“No-Fault” Workers’ Compensation

When an employee suffers an injury at work, the fault or reason for the injury is not a factor. This no-fault system works to the benefit of both the employee and employer because compensation is paid regardless of the circumstances surrounding the injury. 

If the workers’ compensation provider makes a determination that the employee’s actions in some way were a contributing factor to their injury, their overall benefits may be reduced.

Small Businesses Must Have Workers’ Compensation Insurance

Every business that has one (1) employee or more must have a policy for workers’ compensation insurance.

Happy business owner that complies with workers' comp laws, providing workers compensation to her employees.

This rule applies to both part-time and full-time employees. The only exceptions to this rule are:

  • Drivers who work for a contract carrier
  • Independent contractors who work outside the control or direction of the business
  • Real estate brokers and agents who receive pay by commission
  • Private part-time domestic and maintenance workers or repair workers
  • Those who perform casual maintenance or repair work at a business making less than $2,000 per calendar year

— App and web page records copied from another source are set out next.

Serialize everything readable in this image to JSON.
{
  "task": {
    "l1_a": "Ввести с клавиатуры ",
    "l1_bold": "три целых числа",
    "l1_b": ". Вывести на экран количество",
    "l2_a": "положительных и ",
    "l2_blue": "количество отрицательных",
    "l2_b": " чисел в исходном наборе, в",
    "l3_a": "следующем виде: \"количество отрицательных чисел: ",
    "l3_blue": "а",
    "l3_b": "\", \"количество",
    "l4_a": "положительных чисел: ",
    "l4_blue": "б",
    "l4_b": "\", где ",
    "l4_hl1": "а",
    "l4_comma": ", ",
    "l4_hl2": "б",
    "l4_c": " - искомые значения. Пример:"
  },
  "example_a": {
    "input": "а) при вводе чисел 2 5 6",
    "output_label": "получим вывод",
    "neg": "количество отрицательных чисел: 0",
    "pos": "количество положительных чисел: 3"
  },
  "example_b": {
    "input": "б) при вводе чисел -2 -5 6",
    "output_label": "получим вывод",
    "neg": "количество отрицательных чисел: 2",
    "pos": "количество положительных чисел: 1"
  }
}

Members of LLCs and corporate officers who have at least a 10% interest in the business may exclude themselves from coverage. Business partners and sole proprietors also have an exclusion because they are not employees.

As a sole proprietor, you may elect for self-coverage. This would provide you with compensation for lost wages and other benefits in the event you suffer a work-related injury. The high cost of medical care makes this a smart decision for financial security.

Non-Compliance With Workers’ Comp Laws

If an employer fails to carry workers’ compensation insurance they may receive a cease and desist order against their business. This requires them to stop business operations until they have insurance.

The business may be subject to fines of up to $250 for every day they do not have proper coverage. In some circumstances, this fine may increase to $500 per day. Even more detrimental to the business, is if a workers’ compensation claim reaches a settlement prior to the penalty, the benefits payable to the employee may increase by 50% for failure to maintain insurance.

Receive Your Full Workers’ Compensation Benefits

When you suffer an injury at work, you need to concentrate on your recovery, not workers’ comp laws. The law office of Elkus & Sisson P.C. has a team of workers’ compensation and personal injury attorneys who have a proven track record of success. Their knowledge will ensure you receive all the compensation you deserve.

Contact Elkus & Sisson P.C. at (303) 567-7981 to schedule a consultation today.